Bribed China Food and Drug head gets death penalty
The man responsible for overseeing food and drugs for China’s 1.3 billion people was sentenced to death yesterday for corruption. Zheng Xiaoyu was convicted of taking hundreds of thousands of pounds in bribes to approve unsafe medicines that caused the deaths of dozens of patients.The sentence seems appropriate. This is a betrayal of trust on a grand scale that has not only killed dozens of people, but has put all Chinese food and drugs under suspicion that will take years to overcome. It also explains many of the idiotic products distributed by Chinese companies. How ignorant do you have to be to not think tainted products will not impact your future business?

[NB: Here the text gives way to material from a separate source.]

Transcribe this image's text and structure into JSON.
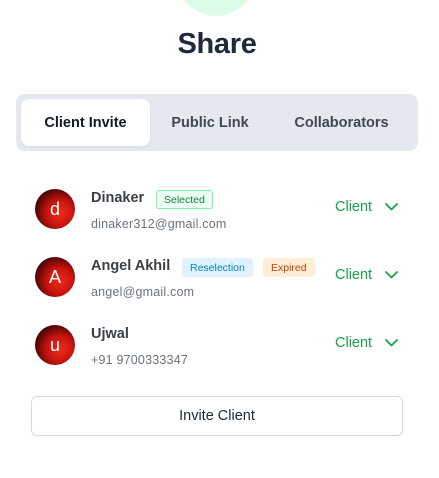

Zheng appeared haggard and shocked when court security officers, standing on either side of him, clapped handcuffs on to his wrists as the judge at the Beijing City No 1 Intermediate People’s Court announced a verdict and sentence, in a hearing shown on national television.
The former head of the state Food and Drug Administration was convicted of taking bribes and other gifts with a value of £425,000. He can appeal but experts said that the courts were unlikely to commute his sentence, given the high profile of his case.

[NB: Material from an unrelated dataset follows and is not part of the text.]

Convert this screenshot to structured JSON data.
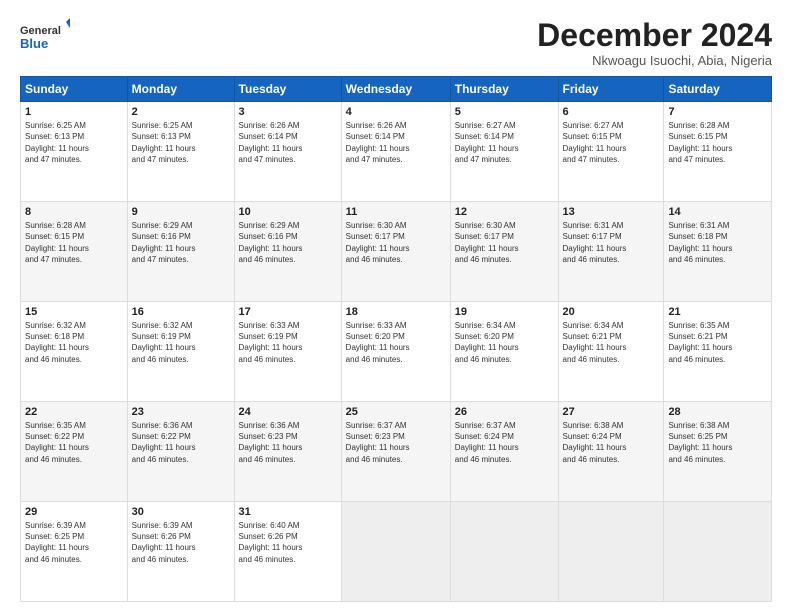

His punishment is severe — even for China, where more people are executed each year than in the rest of the world put together — because of the seriousness of his crime, state media said. The bribes he accepted allowed eight companies to circumvent drug approval standards. In one instance, an antibiotic approved by his agency killed at least ten patients last year before it was taken off the market.
Zheng, 62, is likely to be executed by lethal injection within weeks. If he does not appeal, the sentence could be carried out much sooner.
Zheng was sentenced on the same day that China announced its first regulation on the recall of food as part of measures to improve nutritional safety in a country where lax controls have catapulted the issue to the top of the national agenda. The move reflects growing domestic and international alarm over shoddy and unsafe Chinese goods, ranging from pet-food ingredients to toothpaste mixed with industrial chemicals and eggs tainted with dangerous dyes.
Given Zheng’s powerful position, a vast range of China’s quality-control systems have been called into question because of approvals while he was in office. An official with 23 years’ experience in pharmaceuticals, he ran the drug administration from its creation in 1998 until he was dismissed in 2005. His power increased significantly in 2002 when the Government required all drugs to be approved by the agency.
One of the worst cases during his tenure was in 2004, when at least 13 babies died of malnutrition in Anhui province after being fed fake milk powder with no nutritional value.
China’s dismal safety record has attracted international attention in recent weeks. The US halted all toothpaste imports after reports that some products sold in Australia, Panama and the Dominican Republic contained diethylene glycol, a chemical commonly used in antifreeze and brake fluid.
The NY Times story on the tainted products says that more than 100 were killed in Panama alone with the tainted toothpaste.